An Algonquian tribe that thrived in the northeastern section of North Carolina by the end of the middle-sixteenth century, the Chowanoac were once the most prominent Algonquians in the area when Europeans explored what they called the New World. The Chowanoac, Algonquian for “people at the south,” lived and settled around the Chowan River and their dominion encompassed the Bertie, Chowan, Gates, and Hertford Counties.
The Chowanoac lived near swamps, rivers, and other tributaries throughout North Carolina. With a focus on fishing and hunting, William S. Powell discusses the importance of communal “hunting quarters.” These lands, near the present North Carolina-Virginia border, were shared and used by the Meherrin, Weapemeoc, Tuscarora, and Chowanoac tribes.
One of the first instances of European and Chowanoac interaction occurred in the year 1586. Ralph Lane, John White, and Thomas Harriot led an expedition from the Roanoke Colony into mainland North Carolina. The group sought gold and Indian goods, and the expedition eventually arrived at a Chowanoac village. Lane met the leader of the village, Chief Menatonon, describing him as a “man of great understanding and reputation.”
After the expedition and other Chowan River scouting excursions, settlers moved into the Chowanoac’s land. Violence erupted and in 1666, the Chowanoac tribe attacked European settlements. Several warriors and settlers were killed, but peace was later reestablished. Conflict returned almost ten years later when the tribe was associated with Bacon’s Rebellion in Virginia in 1676.
A year after war had broken out in 1676, the Chowanoac were quelled by the onslaught of European settlers, and they were moved to a reservation in present-day Gates County.

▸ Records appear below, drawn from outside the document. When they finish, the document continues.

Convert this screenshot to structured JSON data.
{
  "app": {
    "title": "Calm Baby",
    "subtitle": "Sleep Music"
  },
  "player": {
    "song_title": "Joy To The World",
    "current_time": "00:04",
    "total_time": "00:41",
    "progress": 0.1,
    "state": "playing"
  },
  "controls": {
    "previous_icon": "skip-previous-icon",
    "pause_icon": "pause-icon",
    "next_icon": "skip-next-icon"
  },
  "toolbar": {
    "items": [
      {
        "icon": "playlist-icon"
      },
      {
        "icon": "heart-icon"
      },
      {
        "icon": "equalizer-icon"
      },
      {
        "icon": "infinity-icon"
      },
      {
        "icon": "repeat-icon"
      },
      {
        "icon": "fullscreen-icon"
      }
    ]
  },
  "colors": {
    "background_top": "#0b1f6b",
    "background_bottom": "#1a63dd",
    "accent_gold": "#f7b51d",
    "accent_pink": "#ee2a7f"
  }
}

Some historians claim that the Chowanoac tract was the first Native American reservation in North Carolina. According to Phillip W. Evans, the Chowanoac, like other coastal tribes, “began to live among the English” and “they continued to suffer from the encroachment of the colonials.”
The Chowanoac tribe dwindled into obscurity by the middle of the 1700s. At the time of the Tuscarora War, the once mighty tribe only sent fifteen warriors with the English to fight against their Iroquoian rivals. Chief John Hoyter attempted to gain English protection but the reservation was reduced to a mere six square miles, and by 1734, there were not enough Chowanoac to maintain the land. By 1751, the Chowanoac sold most of their land to colonists. Despite the extinction of the tribe, the Chowanoac were once the most powerful Algonquian tribe in northeastern North Carolina.
“Chowanoac Indians.” Phillip W. Evans. William S. Powell, ed. Encyclopedia of North Carolina (University of North Carolina Press: Chapel Hill, NC 2006).
“Choanoac.” North Carolina Highway Historical Marker Program website. A Division of the North Carolina Department of Cultural Resources. (accessed March 21, 2012).
“History Highlights – North Carolina American Indian History.” North Carolina Museum of History website. http://ncmuseumofhistory.org/nchh/amerindian.html, (accessed March 21, 2012).